    • The BECMG group is used when a gradual change in conditions is expected over a longer time period, usually two hours. The time period when the change is expected is two four−digit groups separated by a “/”, with the beginning date and hour, and ending date and hour of the change period which follows the BECMG indicator. The gradual change will occur at an unspecified time within this time period. Only the changing forecast meteorological conditions are included in BECMG groups. The omitted conditions are carried over from the previous time group
      • NOTE−The NWS does not use BECMG in the TAF
      • EXAMPLE− OVC012 BECMG 0114/0116 BKN020 − “ceiling one thousand two hundred overcast. Then a gradual change to ceiling two thousand broken between 1400Z on the 1st and 1600Z on the 1st"
  • TEMPO Group:

    • Followed by a four-digit time group to indicate conditions that will occur briefly and will not represent a permanent change to the overall forecast weather pattern
    • Tempo is used when the condition will be in the area less than half of the time
      • Example: TEMPO 1902
        • Temporarily between 1900 up to, but not including, 0200Z
    • The TEMPO group is used for any conditions in wind, visibility, weather, or sky condition which are expected to last for generally less than an hour at a time (occasional), and are expected to occur during less than half the time period. The TEMPO indicator is followed by two four−digit groups separated by a “/”. The first four digit group gives the beginning date and hour, and the second four digit group gives the ending date and hour of the time period during which the temporary conditions are expected.
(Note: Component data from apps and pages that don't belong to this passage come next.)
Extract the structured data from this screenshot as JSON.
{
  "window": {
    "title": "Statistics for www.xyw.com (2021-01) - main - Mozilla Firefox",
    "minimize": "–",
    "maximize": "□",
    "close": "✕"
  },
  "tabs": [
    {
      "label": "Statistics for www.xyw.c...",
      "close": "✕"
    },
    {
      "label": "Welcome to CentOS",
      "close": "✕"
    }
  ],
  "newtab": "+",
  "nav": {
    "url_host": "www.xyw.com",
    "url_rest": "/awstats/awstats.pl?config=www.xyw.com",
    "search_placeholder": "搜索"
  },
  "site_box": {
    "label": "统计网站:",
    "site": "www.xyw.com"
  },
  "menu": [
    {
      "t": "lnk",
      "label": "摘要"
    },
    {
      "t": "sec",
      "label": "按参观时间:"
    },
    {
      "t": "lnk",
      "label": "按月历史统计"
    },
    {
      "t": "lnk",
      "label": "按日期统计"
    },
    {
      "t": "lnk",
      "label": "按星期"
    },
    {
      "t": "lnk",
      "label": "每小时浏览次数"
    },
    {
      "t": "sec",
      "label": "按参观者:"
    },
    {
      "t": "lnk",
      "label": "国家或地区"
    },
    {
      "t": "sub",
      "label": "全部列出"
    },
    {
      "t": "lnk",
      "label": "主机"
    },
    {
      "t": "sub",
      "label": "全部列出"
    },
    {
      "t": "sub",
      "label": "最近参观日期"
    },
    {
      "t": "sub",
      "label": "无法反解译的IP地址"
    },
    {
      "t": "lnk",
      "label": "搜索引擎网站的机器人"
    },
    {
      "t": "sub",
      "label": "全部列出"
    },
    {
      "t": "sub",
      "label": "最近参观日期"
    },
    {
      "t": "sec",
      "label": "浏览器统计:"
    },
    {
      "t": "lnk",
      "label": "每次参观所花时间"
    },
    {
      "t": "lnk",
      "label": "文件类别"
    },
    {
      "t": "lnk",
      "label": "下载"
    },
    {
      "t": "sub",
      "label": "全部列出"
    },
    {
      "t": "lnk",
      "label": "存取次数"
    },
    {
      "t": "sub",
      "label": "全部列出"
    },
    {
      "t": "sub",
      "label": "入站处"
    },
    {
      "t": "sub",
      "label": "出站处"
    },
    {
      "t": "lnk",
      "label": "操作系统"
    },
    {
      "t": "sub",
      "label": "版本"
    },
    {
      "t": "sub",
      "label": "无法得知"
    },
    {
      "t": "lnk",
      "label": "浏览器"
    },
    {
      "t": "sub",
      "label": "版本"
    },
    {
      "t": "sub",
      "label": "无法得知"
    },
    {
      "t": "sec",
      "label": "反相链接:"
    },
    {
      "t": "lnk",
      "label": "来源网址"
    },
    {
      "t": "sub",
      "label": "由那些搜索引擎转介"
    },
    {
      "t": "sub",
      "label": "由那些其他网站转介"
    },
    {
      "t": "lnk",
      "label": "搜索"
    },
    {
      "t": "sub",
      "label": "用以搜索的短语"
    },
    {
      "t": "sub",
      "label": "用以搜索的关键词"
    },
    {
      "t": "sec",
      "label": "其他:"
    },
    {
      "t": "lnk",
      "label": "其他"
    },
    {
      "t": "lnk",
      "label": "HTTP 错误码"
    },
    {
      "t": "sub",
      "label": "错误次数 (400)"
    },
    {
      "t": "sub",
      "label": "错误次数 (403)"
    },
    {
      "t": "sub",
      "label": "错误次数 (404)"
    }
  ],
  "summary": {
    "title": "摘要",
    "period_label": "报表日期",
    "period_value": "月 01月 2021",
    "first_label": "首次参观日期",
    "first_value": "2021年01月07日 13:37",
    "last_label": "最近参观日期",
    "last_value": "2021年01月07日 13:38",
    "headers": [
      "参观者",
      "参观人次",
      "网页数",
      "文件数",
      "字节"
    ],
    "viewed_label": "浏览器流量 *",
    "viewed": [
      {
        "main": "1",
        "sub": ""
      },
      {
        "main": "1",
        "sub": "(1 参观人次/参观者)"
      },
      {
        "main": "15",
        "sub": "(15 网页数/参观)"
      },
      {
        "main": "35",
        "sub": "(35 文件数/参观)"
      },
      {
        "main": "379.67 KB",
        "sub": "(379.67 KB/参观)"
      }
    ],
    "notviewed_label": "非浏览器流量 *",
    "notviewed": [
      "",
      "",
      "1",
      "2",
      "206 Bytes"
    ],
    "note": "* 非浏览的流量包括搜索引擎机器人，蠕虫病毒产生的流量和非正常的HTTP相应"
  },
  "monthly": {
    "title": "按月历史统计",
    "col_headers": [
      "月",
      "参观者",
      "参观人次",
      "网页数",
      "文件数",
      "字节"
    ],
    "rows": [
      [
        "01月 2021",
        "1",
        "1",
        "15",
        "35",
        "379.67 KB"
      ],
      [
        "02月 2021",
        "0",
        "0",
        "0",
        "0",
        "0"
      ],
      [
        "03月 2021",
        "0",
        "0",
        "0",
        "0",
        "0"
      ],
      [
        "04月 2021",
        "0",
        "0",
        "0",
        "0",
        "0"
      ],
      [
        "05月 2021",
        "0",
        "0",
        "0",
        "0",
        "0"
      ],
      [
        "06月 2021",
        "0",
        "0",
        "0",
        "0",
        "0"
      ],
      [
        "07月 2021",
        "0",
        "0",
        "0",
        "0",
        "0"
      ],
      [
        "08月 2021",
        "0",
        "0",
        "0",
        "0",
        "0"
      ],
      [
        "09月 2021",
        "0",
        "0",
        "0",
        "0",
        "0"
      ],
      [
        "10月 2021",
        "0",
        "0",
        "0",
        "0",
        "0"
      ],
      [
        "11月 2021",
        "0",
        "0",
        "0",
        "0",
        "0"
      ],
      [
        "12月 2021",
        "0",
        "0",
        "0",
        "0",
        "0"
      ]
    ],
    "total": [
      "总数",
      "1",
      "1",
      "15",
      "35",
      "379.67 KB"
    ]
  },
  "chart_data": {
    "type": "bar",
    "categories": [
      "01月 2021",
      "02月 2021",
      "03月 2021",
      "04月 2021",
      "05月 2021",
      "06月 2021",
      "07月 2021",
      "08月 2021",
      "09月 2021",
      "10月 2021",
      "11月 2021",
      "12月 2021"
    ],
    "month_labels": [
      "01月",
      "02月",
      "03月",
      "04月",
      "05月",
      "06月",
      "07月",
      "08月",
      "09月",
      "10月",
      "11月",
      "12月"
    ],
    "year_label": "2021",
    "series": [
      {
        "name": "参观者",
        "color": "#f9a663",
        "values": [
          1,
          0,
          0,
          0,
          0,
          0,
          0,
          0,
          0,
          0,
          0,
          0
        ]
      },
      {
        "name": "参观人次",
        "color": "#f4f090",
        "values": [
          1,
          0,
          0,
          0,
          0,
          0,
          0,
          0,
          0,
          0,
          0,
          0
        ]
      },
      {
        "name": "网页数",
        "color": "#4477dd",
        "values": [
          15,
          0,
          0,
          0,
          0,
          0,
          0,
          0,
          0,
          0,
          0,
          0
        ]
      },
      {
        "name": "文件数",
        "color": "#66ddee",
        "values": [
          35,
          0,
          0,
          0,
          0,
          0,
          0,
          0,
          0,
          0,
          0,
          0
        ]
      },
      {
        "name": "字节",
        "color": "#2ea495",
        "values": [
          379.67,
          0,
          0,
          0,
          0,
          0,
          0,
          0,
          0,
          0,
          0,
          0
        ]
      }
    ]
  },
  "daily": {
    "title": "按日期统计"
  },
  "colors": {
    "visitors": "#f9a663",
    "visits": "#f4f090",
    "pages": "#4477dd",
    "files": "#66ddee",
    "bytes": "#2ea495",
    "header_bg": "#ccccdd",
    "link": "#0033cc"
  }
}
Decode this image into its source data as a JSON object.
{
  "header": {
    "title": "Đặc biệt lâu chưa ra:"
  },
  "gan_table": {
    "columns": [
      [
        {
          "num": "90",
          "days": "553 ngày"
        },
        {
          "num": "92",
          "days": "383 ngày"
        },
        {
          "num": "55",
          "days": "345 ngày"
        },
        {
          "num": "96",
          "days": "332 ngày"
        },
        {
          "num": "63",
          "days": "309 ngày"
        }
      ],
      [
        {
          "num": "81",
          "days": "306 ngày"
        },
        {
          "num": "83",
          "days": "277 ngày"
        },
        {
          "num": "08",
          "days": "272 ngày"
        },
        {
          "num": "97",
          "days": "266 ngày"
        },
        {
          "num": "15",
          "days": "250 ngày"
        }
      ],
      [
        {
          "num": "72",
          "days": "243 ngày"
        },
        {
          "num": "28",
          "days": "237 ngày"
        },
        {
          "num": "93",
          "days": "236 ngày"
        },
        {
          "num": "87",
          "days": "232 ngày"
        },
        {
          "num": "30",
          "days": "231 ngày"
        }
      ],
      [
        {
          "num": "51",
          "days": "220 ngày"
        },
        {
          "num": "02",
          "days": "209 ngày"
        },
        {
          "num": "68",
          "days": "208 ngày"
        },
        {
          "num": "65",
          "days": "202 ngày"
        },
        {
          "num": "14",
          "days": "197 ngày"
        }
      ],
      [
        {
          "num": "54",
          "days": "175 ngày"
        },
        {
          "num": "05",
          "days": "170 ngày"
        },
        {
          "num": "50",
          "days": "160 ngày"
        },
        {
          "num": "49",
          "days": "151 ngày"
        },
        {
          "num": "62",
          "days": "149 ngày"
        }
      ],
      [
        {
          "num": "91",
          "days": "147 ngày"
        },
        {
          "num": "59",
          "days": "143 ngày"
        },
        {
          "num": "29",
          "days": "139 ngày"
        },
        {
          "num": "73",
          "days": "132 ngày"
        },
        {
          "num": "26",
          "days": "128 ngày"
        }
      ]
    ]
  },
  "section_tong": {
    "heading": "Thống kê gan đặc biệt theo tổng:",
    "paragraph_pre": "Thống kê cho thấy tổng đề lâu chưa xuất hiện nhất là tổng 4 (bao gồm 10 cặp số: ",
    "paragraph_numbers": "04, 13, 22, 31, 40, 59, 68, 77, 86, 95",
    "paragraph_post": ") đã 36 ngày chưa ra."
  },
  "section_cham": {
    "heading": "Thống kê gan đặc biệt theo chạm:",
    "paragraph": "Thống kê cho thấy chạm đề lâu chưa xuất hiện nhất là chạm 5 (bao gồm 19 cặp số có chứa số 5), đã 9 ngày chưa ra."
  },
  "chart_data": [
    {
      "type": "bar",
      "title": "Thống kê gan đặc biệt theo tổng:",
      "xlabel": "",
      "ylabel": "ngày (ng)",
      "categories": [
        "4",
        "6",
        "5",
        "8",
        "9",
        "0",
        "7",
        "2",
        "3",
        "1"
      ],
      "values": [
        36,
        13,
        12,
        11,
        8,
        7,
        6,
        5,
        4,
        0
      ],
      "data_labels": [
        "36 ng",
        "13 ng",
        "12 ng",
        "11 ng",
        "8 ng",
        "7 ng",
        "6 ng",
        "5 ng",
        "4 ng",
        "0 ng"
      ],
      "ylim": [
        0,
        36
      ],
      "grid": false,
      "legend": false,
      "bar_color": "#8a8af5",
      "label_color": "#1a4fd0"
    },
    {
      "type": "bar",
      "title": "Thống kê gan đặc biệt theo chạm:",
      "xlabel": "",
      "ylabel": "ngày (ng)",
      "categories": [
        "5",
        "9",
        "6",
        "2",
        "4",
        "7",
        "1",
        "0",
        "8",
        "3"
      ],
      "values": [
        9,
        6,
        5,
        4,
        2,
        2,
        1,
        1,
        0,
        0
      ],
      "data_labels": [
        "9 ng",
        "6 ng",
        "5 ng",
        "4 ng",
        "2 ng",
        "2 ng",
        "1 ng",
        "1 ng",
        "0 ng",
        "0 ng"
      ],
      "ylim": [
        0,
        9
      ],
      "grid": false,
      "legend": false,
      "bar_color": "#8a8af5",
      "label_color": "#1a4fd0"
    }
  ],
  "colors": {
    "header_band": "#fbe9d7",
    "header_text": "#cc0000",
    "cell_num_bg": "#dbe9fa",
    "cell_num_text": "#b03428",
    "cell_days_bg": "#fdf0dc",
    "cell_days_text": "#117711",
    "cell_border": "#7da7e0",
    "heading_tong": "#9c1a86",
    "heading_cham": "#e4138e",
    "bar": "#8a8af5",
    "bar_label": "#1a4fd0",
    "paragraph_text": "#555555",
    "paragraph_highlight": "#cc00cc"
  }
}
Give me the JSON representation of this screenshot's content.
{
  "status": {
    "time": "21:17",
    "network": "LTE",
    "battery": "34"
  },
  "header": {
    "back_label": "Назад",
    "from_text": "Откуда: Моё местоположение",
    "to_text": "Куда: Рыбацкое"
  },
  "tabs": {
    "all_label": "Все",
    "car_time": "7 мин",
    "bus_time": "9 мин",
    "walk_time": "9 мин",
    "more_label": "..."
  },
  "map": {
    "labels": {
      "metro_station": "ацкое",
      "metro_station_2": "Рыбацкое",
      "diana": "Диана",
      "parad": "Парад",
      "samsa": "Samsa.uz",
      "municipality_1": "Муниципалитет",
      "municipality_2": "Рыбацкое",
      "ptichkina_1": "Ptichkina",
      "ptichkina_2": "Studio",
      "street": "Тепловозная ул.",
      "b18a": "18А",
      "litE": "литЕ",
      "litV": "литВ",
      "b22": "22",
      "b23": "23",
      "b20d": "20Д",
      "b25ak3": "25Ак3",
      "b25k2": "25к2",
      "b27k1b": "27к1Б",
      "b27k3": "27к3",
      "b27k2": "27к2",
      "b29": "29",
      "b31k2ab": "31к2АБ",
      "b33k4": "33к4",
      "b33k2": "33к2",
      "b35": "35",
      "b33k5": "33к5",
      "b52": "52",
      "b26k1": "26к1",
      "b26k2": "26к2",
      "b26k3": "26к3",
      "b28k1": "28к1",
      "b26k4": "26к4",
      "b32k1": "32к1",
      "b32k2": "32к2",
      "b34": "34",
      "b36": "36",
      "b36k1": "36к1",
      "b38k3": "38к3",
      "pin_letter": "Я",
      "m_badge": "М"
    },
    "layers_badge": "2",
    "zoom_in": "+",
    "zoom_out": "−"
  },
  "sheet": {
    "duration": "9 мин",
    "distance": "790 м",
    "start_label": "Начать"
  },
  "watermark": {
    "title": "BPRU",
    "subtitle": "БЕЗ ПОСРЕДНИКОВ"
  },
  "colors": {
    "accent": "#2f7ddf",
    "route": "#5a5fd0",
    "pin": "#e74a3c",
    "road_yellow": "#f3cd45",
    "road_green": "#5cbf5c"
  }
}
Only the changing forecast meteorological conditions are included in TEMPO groups. The omitted conditions are carried over from the previous time group
      • EXAMPLE−1. SCT030 TEMPO 0519/0523 BKN030 − “three thousand scattered with occasional ceilings three thousand broken between 1900Z on the 5th and 2300Z on the 5th"
      • EXAMPLE-2. 4SM HZ TEMPO 1900/1906 2SM BR HZ − “visibility four in haze with occasional visibility two in mist and haze between 0000Z on the 19th and 0600Z on the 19th"
  • Figure 6: Airport Facility Directory (A/FD) TAF Decoder
    Airport Facility Directory (A/FD) TAF Decoder
  • Probability (PROB) Group:

    • The probability group references the chance of thunderstorms or other precipitation events occuring, along with associated weather conditions (wind, visibility, and sky conditions)
    • Begins with PROB and a two-digit percentage
      • The PROB40 group is used when the occurrence of thunderstorms or precipitation is in the 30% to less than 50% range, thus the probability value 40 is appended to the PROB contraction
    • This is followed by two four−digit groups separated by a “/”, giving the beginning date and hour, and the ending date and hour of the time period during which the thunderstorms or precipitation are expected
      • PROB30 1014 1SM -TSRA: There is roughly a 30 percent chance of 1SM visibility with thunderstorms and light rain between 1000 and 1400Z
    • NWS does not use PROB 40 in the TAF. However U.S. Military generated TAFS may include PROB40
    • PROB30 will not be shown during the first nine hours of a NWS forecast
    • EXAMPLE−PROB40 2221/2302 1/2SM +TSRA “chance between 2100Z and 0200Z of visibility one−half statute mile in thunderstorms and heavy rain.” PROB30 3010/3014 1SM RASN . “chance between 1000Z and 1400Z of visibility one statute mile in mixed rain and snow"


  • The U.S. uses the ICAO world standard for aviation weather reporting and forecasting
  • The World Meteorological Organization's (WMO) publication No. 782 "Aerodrome Reports and Forecasts" contains the base METAR and TAF code as adopted by the WMO member countries